Underlying it all, being spoken with undeniable clarity there were these messages. “I love you.” “You can achieve anything you want with your life.” “You kids are God’s gift to me.” “You’re the best kids in the world.” “I don’t deserve you boys.” “I’m praying for you.” “How can I help you?” “How are you doing?” “Do you need anything?” “I’m so proud of you boys.” It was all of those things, and so much more.
Mom, you were about the stuff of building the lives of three boys and taking care of a husband who was, at those rather impetuous times, a boy himself. It was really never about you. We tried to make it about you so many times, but you always politely declined. Rather, it was a selfless investment, pouring your life, your energies and fiber of your being into three boys who really had no clue what you were doing until they themselves were adults. Even today we are unable to fully fathom the depth of your sacrifices. While I would wish to say otherwise, I doubt that we will ever understand them fully.
We again commit to you on this Mother’s Day that we will strive to selflessly pour into the lives of others that which you so graciously poured into our lives. We know that any such efforts on our parts will pale indeed to the way in which you poured yourself into our lives. Know that we are committed to drawing from the innumerable footprints that you left, the lessons taught and lived, and the insights imparted. We will draw from the vast storehouse of memories packed tight with words, mental pictures, ceaseless emotions and warm thoughts. And we will live that out Mom, as we have for so many years since you passed. We will bring your life to the lives of our families, the people who populate our careers, and to those we meet in the briefest passing. You will live on Mom, here as well as in the marbled halls of heaven. You will touch innumerable lives through your three boys who you loved, equipped, nurtured, guided, guarded and then launched.

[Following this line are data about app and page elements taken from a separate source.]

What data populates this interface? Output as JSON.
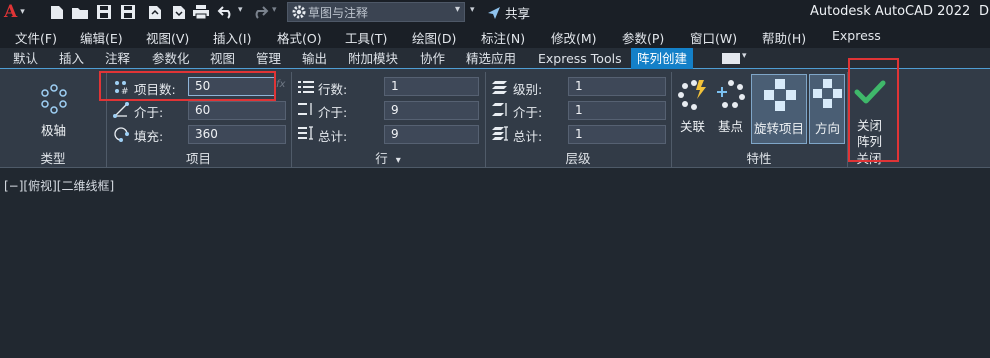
{
  "titlebar": {
    "app_menu_letter": "A",
    "workspace": "草图与注释",
    "share": "共享",
    "app_title": "Autodesk AutoCAD 2022",
    "trailing": "D"
  },
  "menu": [
    "文件(F)",
    "编辑(E)",
    "视图(V)",
    "插入(I)",
    "格式(O)",
    "工具(T)",
    "绘图(D)",
    "标注(N)",
    "修改(M)",
    "参数(P)",
    "窗口(W)",
    "帮助(H)",
    "Express"
  ],
  "tabs": [
    "默认",
    "插入",
    "注释",
    "参数化",
    "视图",
    "管理",
    "输出",
    "附加模块",
    "协作",
    "精选应用",
    "Express Tools",
    "阵列创建"
  ],
  "active_tab": "阵列创建",
  "ribbon": {
    "type_panel": {
      "button": "极轴",
      "footer": "类型"
    },
    "items_panel": {
      "count_label": "项目数:",
      "count_value": "50",
      "between_label": "介于:",
      "between_value": "60",
      "fill_label": "填充:",
      "fill_value": "360",
      "footer": "项目"
    },
    "rows_panel": {
      "rows_label": "行数:",
      "rows_value": "1",
      "between_label": "介于:",
      "between_value": "9",
      "total_label": "总计:",
      "total_value": "9",
      "footer": "行"
    },
    "levels_panel": {
      "levels_label": "级别:",
      "levels_value": "1",
      "between_label": "介于:",
      "between_value": "1",
      "total_label": "总计:",
      "total_value": "1",
      "footer": "层级"
    },
    "props_panel": {
      "associative": "关联",
      "base_point": "基点",
      "rotate_items": "旋转项目",
      "direction": "方向",
      "footer": "特性"
    },
    "close_panel": {
      "line1": "关闭",
      "line2": "阵列",
      "footer": "关闭"
    }
  },
  "viewport": {
    "label": "[−][俯视][二维线框]"
  },
  "colors": {
    "accent": "#1480c8",
    "highlight_box": "#e03436",
    "check": "#3fb86a"
  }
}
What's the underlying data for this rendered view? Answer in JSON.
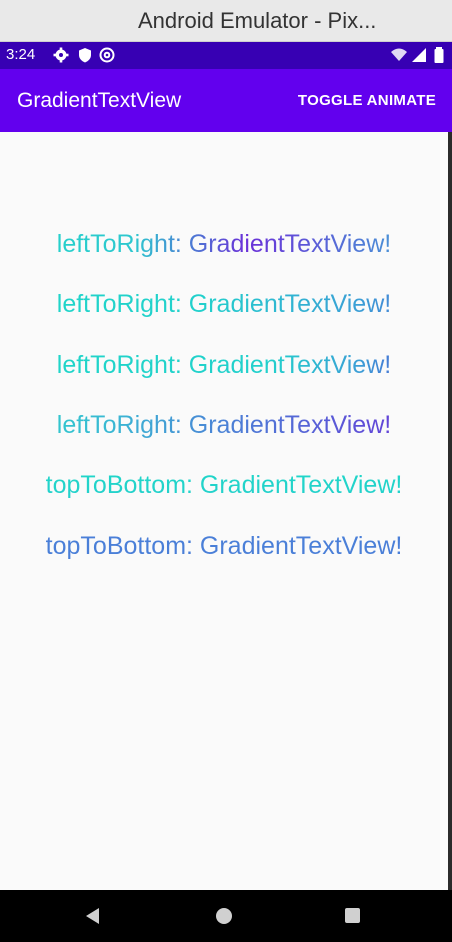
{
  "window": {
    "title": "Android Emulator - Pix..."
  },
  "status_bar": {
    "time": "3:24",
    "icons": [
      "gear-icon",
      "shield-icon",
      "at-icon",
      "wifi-icon",
      "signal-icon",
      "battery-icon"
    ]
  },
  "app_bar": {
    "title": "GradientTextView",
    "action_label": "TOGGLE ANIMATE",
    "color": "#6200ee",
    "status_color": "#3700b3"
  },
  "lines": [
    {
      "text": "leftToRight: GradientTextView!",
      "direction": "leftToRight"
    },
    {
      "text": "leftToRight: GradientTextView!",
      "direction": "leftToRight"
    },
    {
      "text": "leftToRight: GradientTextView!",
      "direction": "leftToRight"
    },
    {
      "text": "leftToRight: GradientTextView!",
      "direction": "leftToRight"
    },
    {
      "text": "topToBottom: GradientTextView!",
      "direction": "topToBottom"
    },
    {
      "text": "topToBottom: GradientTextView!",
      "direction": "topToBottom"
    }
  ],
  "gradient_colors": [
    "#1fd6c8",
    "#6a30d8"
  ],
  "nav_bar": {
    "buttons": [
      "back-icon",
      "home-icon",
      "recents-icon"
    ]
  }
}
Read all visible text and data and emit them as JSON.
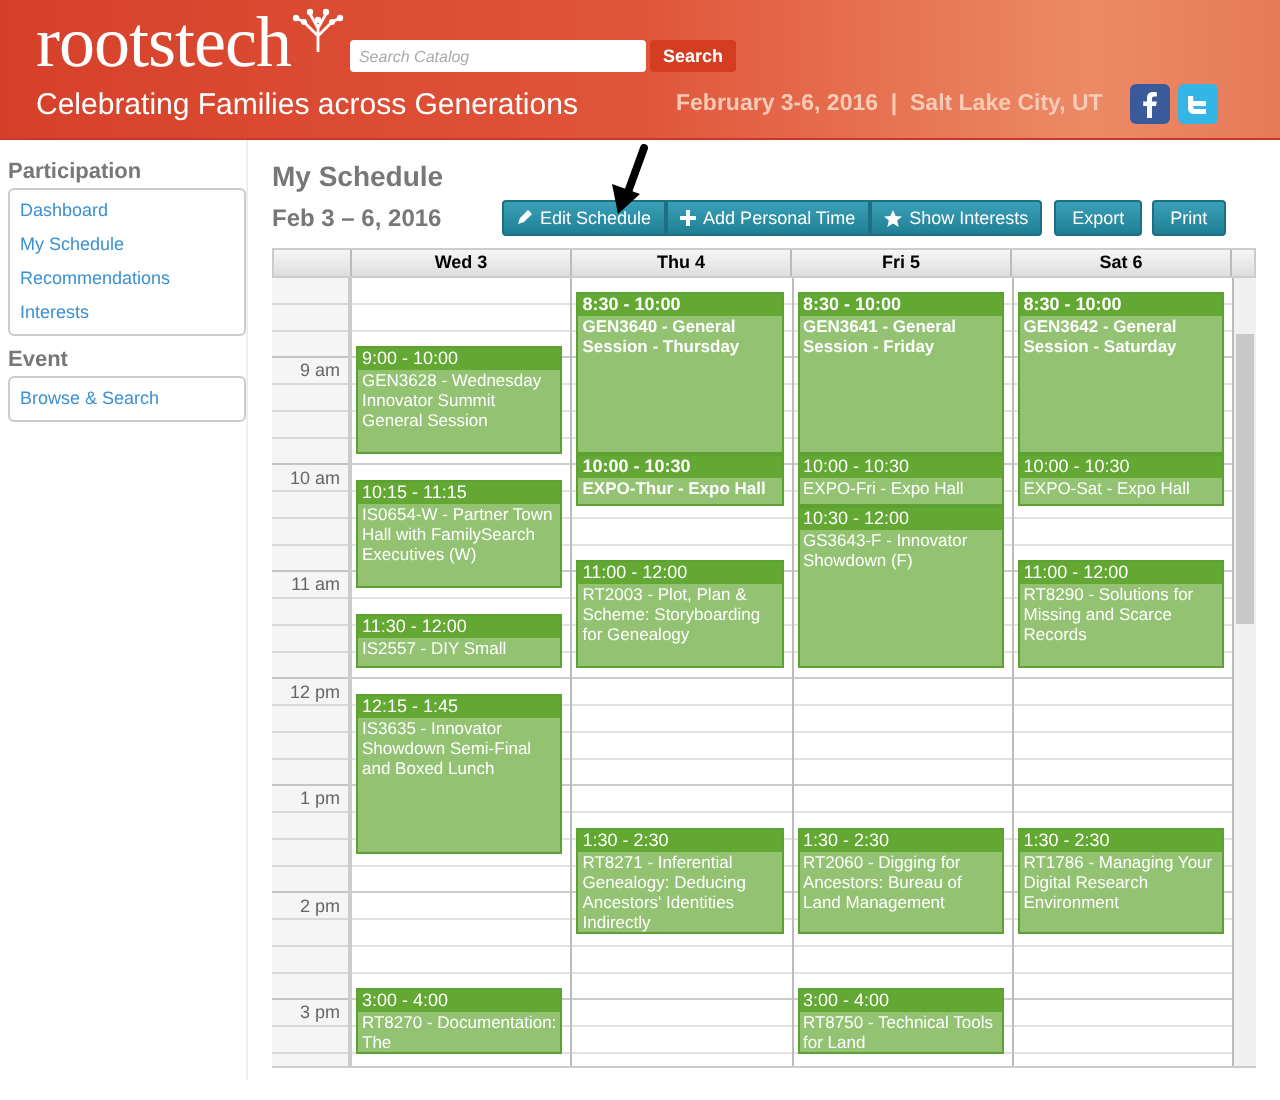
{
  "header": {
    "logo": "rootstech",
    "search": {
      "placeholder": "Search Catalog",
      "button": "Search"
    },
    "tagline": "Celebrating Families across Generations",
    "event_info": "February 3-6, 2016  |  Salt Lake City, UT"
  },
  "sidebar": [
    {
      "title": "Participation",
      "items": [
        {
          "label": "Dashboard"
        },
        {
          "label": "My Schedule"
        },
        {
          "label": "Recommendations"
        },
        {
          "label": "Interests"
        }
      ]
    },
    {
      "title": "Event",
      "items": [
        {
          "label": "Browse & Search"
        }
      ]
    }
  ],
  "page_title": "My Schedule",
  "date_range": "Feb 3 – 6, 2016",
  "toolbar": {
    "group": [
      {
        "label": "Edit Schedule"
      },
      {
        "label": "Add Personal Time"
      },
      {
        "label": "Show Interests"
      }
    ],
    "buttons": [
      "Export",
      "Print"
    ]
  },
  "calendar": {
    "hours": [
      "9 am",
      "10 am",
      "11 am",
      "12 pm",
      "1 pm",
      "2 pm",
      "3 pm"
    ],
    "days": [
      {
        "label": "Wed 3",
        "events": [
          {
            "time": "9:00 - 10:00",
            "title": "GEN3628 - Wednesday Innovator Summit General Session",
            "bold": false
          },
          {
            "time": "10:15 - 11:15",
            "title": "IS0654-W - Partner Town Hall with FamilySearch Executives (W)",
            "bold": false
          },
          {
            "time": "11:30 - 12:00",
            "title": "IS2557 - DIY Small",
            "bold": false
          },
          {
            "time": "12:15 - 1:45",
            "title": "IS3635 - Innovator Showdown Semi-Final and Boxed Lunch",
            "bold": false
          },
          {
            "time": "3:00 - 4:00",
            "title": "RT8270 - Documentation: The",
            "bold": false
          }
        ]
      },
      {
        "label": "Thu 4",
        "events": [
          {
            "time": "8:30 - 10:00",
            "title": "GEN3640 - General Session - Thursday",
            "bold": true
          },
          {
            "time": "10:00 - 10:30",
            "title": "EXPO-Thur - Expo Hall",
            "bold": true
          },
          {
            "time": "11:00 - 12:00",
            "title": "RT2003 - Plot, Plan & Scheme: Storyboarding for Genealogy",
            "bold": false
          },
          {
            "time": "1:30 - 2:30",
            "title": "RT8271 - Inferential Genealogy: Deducing Ancestors' Identities Indirectly",
            "bold": false
          }
        ]
      },
      {
        "label": "Fri 5",
        "events": [
          {
            "time": "8:30 - 10:00",
            "title": "GEN3641 - General Session - Friday",
            "bold": true
          },
          {
            "time": "10:00 - 10:30",
            "title": "EXPO-Fri - Expo Hall",
            "bold": false
          },
          {
            "time": "10:30 - 12:00",
            "title": "GS3643-F - Innovator Showdown (F)",
            "bold": false
          },
          {
            "time": "1:30 - 2:30",
            "title": "RT2060 - Digging for Ancestors: Bureau of Land Management",
            "bold": false
          },
          {
            "time": "3:00 - 4:00",
            "title": "RT8750 - Technical Tools for Land",
            "bold": false
          }
        ]
      },
      {
        "label": "Sat 6",
        "events": [
          {
            "time": "8:30 - 10:00",
            "title": "GEN3642 - General Session - Saturday",
            "bold": true
          },
          {
            "time": "10:00 - 10:30",
            "title": "EXPO-Sat - Expo Hall",
            "bold": false
          },
          {
            "time": "11:00 - 12:00",
            "title": "RT8290 - Solutions for Missing and Scarce Records",
            "bold": false
          },
          {
            "time": "1:30 - 2:30",
            "title": "RT1786 - Managing Your Digital Research Environment",
            "bold": false
          }
        ]
      }
    ]
  }
}
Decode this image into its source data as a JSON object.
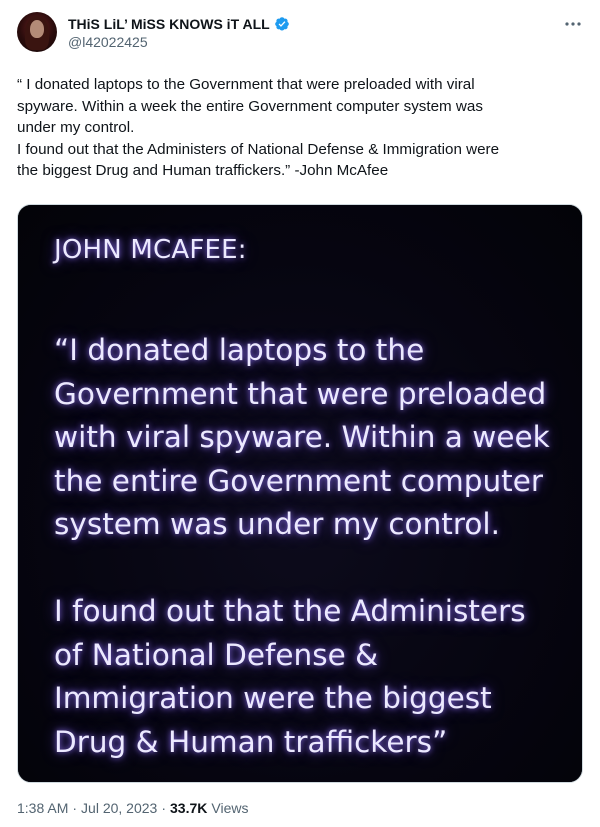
{
  "author": {
    "display_name": "THiS LiL’ MiSS KNOWS iT ALL",
    "handle": "@l42022425",
    "verified": true
  },
  "colors": {
    "verified_badge": "#1d9bf0",
    "secondary_text": "#536471",
    "primary_text": "#0f1419",
    "media_glow": "#9b7dff"
  },
  "tweet": {
    "text": "“ I donated laptops to the Government that were preloaded with viral\nspyware. Within a week the entire Government computer system was\nunder my control.\nI found out that the Administers  of National Defense & Immigration were\nthe biggest Drug and Human traffickers.” -John McAfee"
  },
  "media": {
    "title": "JOHN MCAFEE:",
    "paragraph_1": "“I donated laptops to the\nGovernment that were preloaded\nwith viral spyware. Within a week\nthe entire Government computer\nsystem was under my control.",
    "paragraph_2": "I found out that the Administers\nof National Defense &\nImmigration were the biggest\nDrug & Human traffickers”"
  },
  "meta": {
    "time": "1:38 AM",
    "separator": "·",
    "date": "Jul 20, 2023",
    "views_count": "33.7K",
    "views_label": "Views"
  },
  "icons": {
    "more": "more-horizontal-icon",
    "verified": "verified-badge-icon"
  }
}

One final thing Mom; we want you to know that we will live each day in anticipation of seeing you again. However, we commit that we will not let that anticipation somehow diminish the efforts and energies we invest in living life. We will not live in some sort of distracted state, focused solely on the idea of seeing you again and awaiting that moment in such a way that the present moment is squandered. Rather, we will invest our lives vigorously while holding fast to the promise of scripture that there awaits for us a grand reunion, a wild celebration of relationships restored in a creation likewise restored. In the meantime Mom, know that you are loved, that you are fondly remembered, that you live on in us and that when stories of you are told, they will be told with the greatest love and deepest admiration.
Thanks Mom. We love more than simple words could hope to convey. God bless and see you soon.
Happy Mother’s Day from Your Son’s,
Craig, Mark and Brett